AUGUSTA, Maine — Mainers don’t head to the ballot box to elect the next governor for another 16 months, but the political mud is already flying between Democrats and Republicans.
On Wednesday, the Maine Democratic Party accused presumptive Republican candidate Les Otten of ripping off President Obama’s Web site. Otten’s camp dismissed the allegation and accused leaders of the other party of being petty.
“We hope our opponents return to talking about the issues that are important to the people of the state of Maine,” Otten’s campaign spokeswoman Edith Smith said in a statement.
Interestingly, Otten isn’t even an official candidate yet. The former Sunday River Ski Resort owner and Boston Red Sox executive announced earlier this week that he was setting up an exploratory committee to consider a run for the Blaine House in 2010.
But Otten’s well-polished and professionally designed Web site quickly caught the attention of Democratic party leaders.

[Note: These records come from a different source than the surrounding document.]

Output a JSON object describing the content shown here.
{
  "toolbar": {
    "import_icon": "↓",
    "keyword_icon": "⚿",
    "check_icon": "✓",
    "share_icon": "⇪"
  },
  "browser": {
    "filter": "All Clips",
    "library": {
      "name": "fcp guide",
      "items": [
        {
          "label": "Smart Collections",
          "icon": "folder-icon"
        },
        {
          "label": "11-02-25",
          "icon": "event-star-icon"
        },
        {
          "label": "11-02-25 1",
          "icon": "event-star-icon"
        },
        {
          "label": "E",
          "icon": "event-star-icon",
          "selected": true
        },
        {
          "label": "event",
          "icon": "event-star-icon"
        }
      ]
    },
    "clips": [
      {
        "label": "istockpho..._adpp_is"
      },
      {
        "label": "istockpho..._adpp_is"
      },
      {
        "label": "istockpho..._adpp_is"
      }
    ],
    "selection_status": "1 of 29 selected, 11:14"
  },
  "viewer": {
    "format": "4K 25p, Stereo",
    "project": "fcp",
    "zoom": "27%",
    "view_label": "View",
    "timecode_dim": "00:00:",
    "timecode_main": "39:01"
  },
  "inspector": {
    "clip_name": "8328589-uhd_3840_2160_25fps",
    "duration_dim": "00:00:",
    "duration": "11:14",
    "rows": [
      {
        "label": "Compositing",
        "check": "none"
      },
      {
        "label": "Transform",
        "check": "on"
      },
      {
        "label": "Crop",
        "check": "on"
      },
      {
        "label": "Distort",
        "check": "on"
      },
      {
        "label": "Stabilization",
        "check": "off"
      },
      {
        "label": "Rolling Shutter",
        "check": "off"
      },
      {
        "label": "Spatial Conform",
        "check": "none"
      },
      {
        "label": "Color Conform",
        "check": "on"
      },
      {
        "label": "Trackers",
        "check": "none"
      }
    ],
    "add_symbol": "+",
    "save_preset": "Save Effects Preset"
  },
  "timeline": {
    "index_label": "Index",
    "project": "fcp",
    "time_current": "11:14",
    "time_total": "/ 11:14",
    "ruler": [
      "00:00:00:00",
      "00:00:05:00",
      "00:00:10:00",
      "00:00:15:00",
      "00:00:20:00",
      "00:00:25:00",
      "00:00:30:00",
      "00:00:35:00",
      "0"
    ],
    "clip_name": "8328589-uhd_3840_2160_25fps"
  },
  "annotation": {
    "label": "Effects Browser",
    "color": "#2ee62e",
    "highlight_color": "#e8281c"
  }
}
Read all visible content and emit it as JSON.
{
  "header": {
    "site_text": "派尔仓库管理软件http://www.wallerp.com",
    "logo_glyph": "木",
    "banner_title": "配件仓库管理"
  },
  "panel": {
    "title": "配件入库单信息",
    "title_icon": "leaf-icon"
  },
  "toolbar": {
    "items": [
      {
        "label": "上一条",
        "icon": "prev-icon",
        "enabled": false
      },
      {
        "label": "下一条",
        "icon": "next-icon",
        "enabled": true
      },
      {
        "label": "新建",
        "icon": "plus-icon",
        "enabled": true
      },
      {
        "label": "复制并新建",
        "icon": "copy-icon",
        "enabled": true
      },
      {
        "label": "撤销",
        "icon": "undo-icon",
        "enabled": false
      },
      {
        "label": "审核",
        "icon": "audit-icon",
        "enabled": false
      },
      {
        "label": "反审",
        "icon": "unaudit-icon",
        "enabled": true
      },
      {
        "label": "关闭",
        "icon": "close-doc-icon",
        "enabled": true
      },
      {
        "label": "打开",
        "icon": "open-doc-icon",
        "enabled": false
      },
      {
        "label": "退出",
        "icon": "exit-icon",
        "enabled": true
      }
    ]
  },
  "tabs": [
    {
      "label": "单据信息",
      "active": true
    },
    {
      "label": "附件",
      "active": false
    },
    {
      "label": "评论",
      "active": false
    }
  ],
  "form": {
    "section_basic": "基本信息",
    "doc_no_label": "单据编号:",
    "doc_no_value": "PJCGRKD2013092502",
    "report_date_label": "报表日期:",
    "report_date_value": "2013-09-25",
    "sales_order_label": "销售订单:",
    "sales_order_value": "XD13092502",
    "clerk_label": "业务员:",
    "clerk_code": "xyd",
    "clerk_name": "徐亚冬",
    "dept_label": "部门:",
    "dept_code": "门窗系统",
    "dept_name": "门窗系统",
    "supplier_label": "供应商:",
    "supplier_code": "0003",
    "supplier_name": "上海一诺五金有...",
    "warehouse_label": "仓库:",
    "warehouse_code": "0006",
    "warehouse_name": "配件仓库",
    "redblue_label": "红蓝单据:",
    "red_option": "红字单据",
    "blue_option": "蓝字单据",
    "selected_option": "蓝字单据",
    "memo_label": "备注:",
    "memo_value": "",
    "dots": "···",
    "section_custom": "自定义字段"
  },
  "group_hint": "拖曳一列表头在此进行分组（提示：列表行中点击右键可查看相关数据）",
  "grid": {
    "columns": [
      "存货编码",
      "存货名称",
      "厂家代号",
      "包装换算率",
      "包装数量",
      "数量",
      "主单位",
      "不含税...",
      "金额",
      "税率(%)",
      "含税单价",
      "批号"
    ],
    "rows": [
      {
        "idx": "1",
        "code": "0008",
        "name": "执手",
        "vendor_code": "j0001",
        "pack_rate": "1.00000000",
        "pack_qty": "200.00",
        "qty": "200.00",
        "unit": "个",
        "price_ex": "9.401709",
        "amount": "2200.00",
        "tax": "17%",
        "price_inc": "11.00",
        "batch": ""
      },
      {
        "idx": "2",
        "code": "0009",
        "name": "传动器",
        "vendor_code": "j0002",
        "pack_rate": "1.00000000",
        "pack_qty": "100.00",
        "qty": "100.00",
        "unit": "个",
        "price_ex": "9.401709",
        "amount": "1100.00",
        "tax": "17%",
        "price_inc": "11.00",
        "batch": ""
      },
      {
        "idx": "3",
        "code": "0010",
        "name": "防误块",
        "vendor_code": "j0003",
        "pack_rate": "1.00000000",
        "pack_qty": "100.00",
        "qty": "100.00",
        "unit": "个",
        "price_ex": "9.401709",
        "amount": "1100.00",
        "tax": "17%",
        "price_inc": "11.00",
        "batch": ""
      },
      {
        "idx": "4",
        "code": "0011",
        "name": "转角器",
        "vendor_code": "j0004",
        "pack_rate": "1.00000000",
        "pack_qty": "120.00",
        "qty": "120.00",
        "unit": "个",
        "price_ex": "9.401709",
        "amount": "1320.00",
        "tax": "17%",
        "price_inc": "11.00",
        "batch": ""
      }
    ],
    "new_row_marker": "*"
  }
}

In fact, party executive director Arden Manning suggests that the reason the site is so slick is that Otten essentially pilfered it from Obama’s historic campaign.
In his own written missive sent to the press, Manning seized upon similarities between graphics on both sites built around the letter “O.”
Obama’s graphic features what appears to be a sun rising over red and white stripes (or fields) against a blue background. Otten’s graphic displays an apparent sun rising over blue and white stripes (or water) with green hills and a green leaf. It also has stars set against a red background where the sky would be.
“Republicans just don’t get it,” Manning said in his statement. “They think they can succeed if they stand for all the same ideas that were soundly defeated in 2008 and support all the same policies as George W Bush, but simply change their branding to copy Barack Obama’s Web site and logo. Well, to copy an Obama slogan myself, ‘That’s not change, that’s more of the same.’”
Otten’s campaign countered that the site was built from scratch by INsyt of Farmington. The company, Smith said, used standard industry templates and colors found on political Web sites nationwide.
As for the use of “O,” Smith wrote that also happens to the first letter of Otten as well.